First of all, let me stress that, just like anyone else, the citizens of our Member Countries wish to live in a cleaner, safer world, and, moreover, to pass this on to our future generations.

We are, therefore, acting on numerous fronts in this complex arena.

We aim to reduce our environmental footprint as much as possible.

Significant progress has been made with gas-flaring in recent years. Our Member Countries have ambitious programmes aimed at stopping this in the near future. Several Members are actively engaged in the Global Gas Flaring Reduction Partnership.

Much has been done already to reduce tailpipe emissions from vehicles and to phase-out the use of lead.

Our Member Countries have been investing billions of US dollars in upgrading refineries to meet the most stringent product specifications.

OPEC has recently joined the International Energy Agency’s Greenhouse Gas R&D Programme, whose purpose is to cover a wide range of technology options aimed at reducing such emissions.

More importantly, one of the three worldwide Carbon Capture and Storage (CCS) demonstration projects is in an OPEC Member Country, Algeria. Other countries are exploring the possibility to widely use CO2 for enhanced oil recovery.

However, we believe that, over and above our own efforts, industrialized countries should take the lead in the funding and execution of large CCS demonstration projects, under the accepted principle of ‘common but differentiated responsibilities’.

Excellencies, ladies and gentlemen,

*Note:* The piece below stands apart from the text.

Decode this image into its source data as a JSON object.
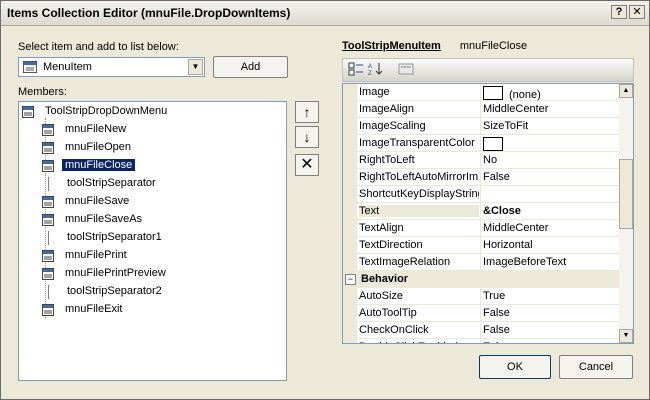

Let me conclude by reminding you of OPEC’s most important role in sustainable development. This is to provide the fuel of choice, petroleum, to satisfy the world needs, in a reliable, secure, efficient and environmentally-sound manner. This, by itself, is already a great achievement — and it is repeated, without fail, every day.

Thank you.